Butts County was formed on December 24, 1825 as the sixty-fourth county in Georgia from portions of Henry County and Monroe County. It was named by the Georgia General Assembly in honor of Samuel Butts, an officer who was killed in the Creek War in 1814. A year later, Jackson was created as the first city in the new county and became the county seat. Other towns followed, including Indian Springs (1837); Flovilla (1883); Jenkinsburg (1889); and Pepperton (1897). Indian Springs later became unincorporated and Pepperton was merged with Jackson in 1966, leaving 3 incorporated cities in Butts County. In recent years, Indian Springs has again become a tourist destination including many historic sites, shops, eating establishment and the famous Indian Springs Hotel as its centerpiece.

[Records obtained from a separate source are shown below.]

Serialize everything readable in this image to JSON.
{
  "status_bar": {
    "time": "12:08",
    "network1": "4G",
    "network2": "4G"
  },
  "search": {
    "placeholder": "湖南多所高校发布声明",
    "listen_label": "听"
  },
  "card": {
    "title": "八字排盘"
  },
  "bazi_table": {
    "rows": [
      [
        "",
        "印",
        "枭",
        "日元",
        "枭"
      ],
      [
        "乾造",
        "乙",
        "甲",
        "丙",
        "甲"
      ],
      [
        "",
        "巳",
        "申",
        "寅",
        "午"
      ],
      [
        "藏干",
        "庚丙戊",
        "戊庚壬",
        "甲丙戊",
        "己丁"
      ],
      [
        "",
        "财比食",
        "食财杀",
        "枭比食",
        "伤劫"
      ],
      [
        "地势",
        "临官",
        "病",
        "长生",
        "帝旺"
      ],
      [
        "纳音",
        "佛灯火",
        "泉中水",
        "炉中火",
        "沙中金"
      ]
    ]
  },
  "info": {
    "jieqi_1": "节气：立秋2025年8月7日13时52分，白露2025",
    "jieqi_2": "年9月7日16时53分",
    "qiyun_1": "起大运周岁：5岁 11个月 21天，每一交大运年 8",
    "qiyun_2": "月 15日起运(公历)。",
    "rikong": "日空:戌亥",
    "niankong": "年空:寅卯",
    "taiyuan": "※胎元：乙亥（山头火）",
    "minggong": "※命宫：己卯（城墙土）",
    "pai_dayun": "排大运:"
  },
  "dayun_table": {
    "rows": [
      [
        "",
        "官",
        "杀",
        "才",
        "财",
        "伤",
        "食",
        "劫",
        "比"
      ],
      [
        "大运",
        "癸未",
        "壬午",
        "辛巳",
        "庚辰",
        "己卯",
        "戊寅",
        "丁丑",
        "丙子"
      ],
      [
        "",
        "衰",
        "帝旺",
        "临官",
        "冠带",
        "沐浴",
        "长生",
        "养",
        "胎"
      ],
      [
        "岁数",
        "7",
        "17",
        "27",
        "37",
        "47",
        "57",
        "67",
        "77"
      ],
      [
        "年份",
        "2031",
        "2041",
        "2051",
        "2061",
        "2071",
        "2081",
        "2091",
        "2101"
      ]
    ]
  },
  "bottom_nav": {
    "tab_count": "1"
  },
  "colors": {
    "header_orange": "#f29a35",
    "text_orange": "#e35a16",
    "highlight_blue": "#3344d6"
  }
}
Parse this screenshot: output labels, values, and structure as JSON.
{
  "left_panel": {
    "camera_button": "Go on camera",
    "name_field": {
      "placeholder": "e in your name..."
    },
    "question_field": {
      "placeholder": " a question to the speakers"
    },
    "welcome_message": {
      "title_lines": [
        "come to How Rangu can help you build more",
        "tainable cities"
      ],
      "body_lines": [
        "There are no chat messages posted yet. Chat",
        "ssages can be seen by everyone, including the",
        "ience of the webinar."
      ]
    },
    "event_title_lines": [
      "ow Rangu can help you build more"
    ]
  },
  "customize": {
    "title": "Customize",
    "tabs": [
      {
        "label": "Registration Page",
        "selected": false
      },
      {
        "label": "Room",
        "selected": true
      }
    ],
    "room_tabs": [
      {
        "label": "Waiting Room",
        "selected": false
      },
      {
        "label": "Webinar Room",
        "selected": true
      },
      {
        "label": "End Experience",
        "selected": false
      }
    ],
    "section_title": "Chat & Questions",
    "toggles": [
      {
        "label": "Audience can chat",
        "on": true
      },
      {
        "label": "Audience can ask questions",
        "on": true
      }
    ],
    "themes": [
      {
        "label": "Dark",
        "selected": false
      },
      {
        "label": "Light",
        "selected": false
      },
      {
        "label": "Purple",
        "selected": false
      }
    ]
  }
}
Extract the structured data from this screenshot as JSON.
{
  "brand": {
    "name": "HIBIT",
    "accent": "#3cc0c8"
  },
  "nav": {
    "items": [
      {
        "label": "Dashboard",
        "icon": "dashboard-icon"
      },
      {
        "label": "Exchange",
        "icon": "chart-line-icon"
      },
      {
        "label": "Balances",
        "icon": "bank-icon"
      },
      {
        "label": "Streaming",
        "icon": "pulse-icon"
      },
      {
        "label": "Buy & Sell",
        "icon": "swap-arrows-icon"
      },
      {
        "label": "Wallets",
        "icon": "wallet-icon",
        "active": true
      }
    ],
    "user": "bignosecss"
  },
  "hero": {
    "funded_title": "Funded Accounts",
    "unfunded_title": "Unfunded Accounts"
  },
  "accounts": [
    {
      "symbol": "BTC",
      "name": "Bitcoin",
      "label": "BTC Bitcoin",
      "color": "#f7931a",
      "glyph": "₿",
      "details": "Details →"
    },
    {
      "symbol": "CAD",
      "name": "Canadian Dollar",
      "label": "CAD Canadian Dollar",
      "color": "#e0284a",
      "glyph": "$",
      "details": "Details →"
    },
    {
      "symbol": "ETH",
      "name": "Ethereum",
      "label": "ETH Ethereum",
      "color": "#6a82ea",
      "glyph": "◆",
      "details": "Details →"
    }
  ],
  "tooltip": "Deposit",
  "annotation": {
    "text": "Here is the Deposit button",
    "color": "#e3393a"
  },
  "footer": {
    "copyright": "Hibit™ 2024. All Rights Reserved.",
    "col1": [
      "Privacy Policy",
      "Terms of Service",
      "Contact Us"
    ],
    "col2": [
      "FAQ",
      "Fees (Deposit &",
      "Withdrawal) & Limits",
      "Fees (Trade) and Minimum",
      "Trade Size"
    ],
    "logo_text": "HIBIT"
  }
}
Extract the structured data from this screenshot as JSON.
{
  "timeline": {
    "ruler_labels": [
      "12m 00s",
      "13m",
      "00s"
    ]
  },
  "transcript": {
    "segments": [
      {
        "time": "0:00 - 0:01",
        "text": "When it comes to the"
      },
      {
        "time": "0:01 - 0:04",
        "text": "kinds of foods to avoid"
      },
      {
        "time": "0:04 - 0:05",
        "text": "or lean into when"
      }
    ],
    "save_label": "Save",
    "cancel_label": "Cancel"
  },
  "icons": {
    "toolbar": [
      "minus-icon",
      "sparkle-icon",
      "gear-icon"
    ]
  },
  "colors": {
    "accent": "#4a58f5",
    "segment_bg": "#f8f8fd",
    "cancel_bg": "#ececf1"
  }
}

Much of Butts County and its cities were destroyed by the army of General William T. Sherman in its infamous March to the Seaduring the American Civil War. Butts County struggled for decades afterwards to become economically stable again. The arrival of the first railroad train on May 5, 1882 started the resurgence and growth followed. In 1898, caught up in the post-reconstruction fervor that had infected most Georgia counties, Butts County erected a monumental courthouse as a sign of its new prosperity. This building is still in use as a courthouse to this day. The construction of the Lloyd Shoals dam in 1910 created Jackson Lake, a prime recreational lake located primarily in Butts County.
Progress milestones in Butts County include the first telephones in 1884; first waterworks in 1905; electric lights on February 19, 1907; and traffic lights in 1926.
1830 Federal Census